Work task –
Pull every line with "March" from the data below and copy it.

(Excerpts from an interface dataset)
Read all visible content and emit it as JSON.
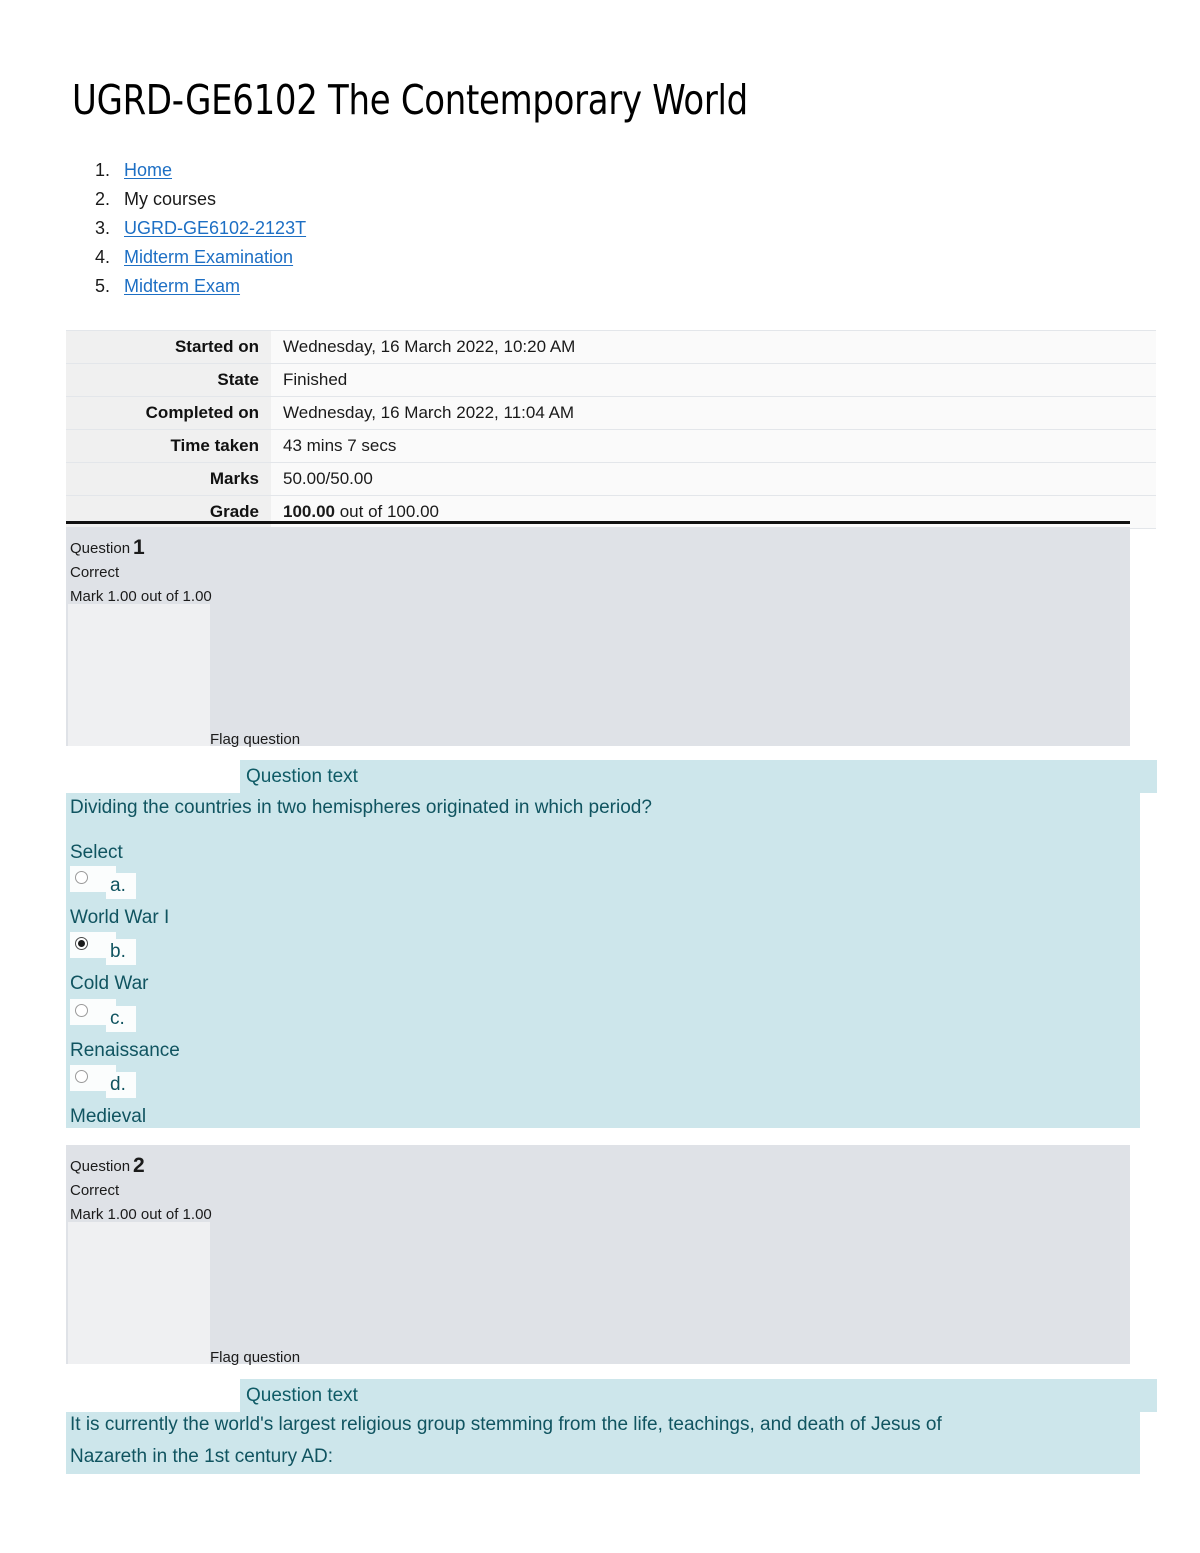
{
  "page": {
    "title": "UGRD-GE6102 The Contemporary World"
  },
  "breadcrumb": {
    "items": [
      {
        "num": "1.",
        "label": "Home",
        "is_link": true
      },
      {
        "num": "2.",
        "label": "My courses",
        "is_link": false
      },
      {
        "num": "3.",
        "label": "UGRD-GE6102-2123T",
        "is_link": true
      },
      {
        "num": "4.",
        "label": "Midterm Examination",
        "is_link": true
      },
      {
        "num": "5.",
        "label": "Midterm Exam",
        "is_link": true
      }
    ]
  },
  "summary": {
    "rows": [
      {
        "label": "Started on",
        "value": "Wednesday, 16 March 2022, 10:20 AM"
      },
      {
        "label": "State",
        "value": "Finished"
      },
      {
        "label": "Completed on",
        "value": "Wednesday, 16 March 2022, 11:04 AM"
      },
      {
        "label": "Time taken",
        "value": "43 mins 7 secs"
      },
      {
        "label": "Marks",
        "value": "50.00/50.00"
      },
      {
        "label": "Grade",
        "value_bold": "100.00",
        "value_rest": " out of 100.00"
      }
    ]
  },
  "questions": [
    {
      "label": "Question",
      "number": "1",
      "state": "Correct",
      "mark": "Mark 1.00 out of 1.00",
      "flag": "Flag question",
      "question_text_label": "Question text",
      "stem": "Dividing the countries in two hemispheres originated in which period?",
      "select_one": "Select one:",
      "options": [
        {
          "letter": "a.",
          "text": "World War I",
          "checked": false
        },
        {
          "letter": "b.",
          "text": "Cold War",
          "checked": true
        },
        {
          "letter": "c.",
          "text": "Renaissance",
          "checked": false
        },
        {
          "letter": "d.",
          "text": "Medieval",
          "checked": false
        }
      ]
    },
    {
      "label": "Question",
      "number": "2",
      "state": "Correct",
      "mark": "Mark 1.00 out of 1.00",
      "flag": "Flag question",
      "question_text_label": "Question text",
      "stem_line1": "It is currently the world's largest religious group stemming from the life, teachings, and death of Jesus of",
      "stem_line2": "Nazareth in the 1st century AD:"
    }
  ],
  "colors": {
    "link": "#1d6fc4",
    "question_header_bg": "#dfe2e7",
    "question_body_bg": "#cde6eb",
    "question_body_text": "#105460",
    "inner_box_bg": "#eff0f2"
  }
}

Solution for this task –
        "value": "Wednesday, 16 March 2022, 10:20 AM"
        "value": "Wednesday, 16 March 2022, 11:04 AM"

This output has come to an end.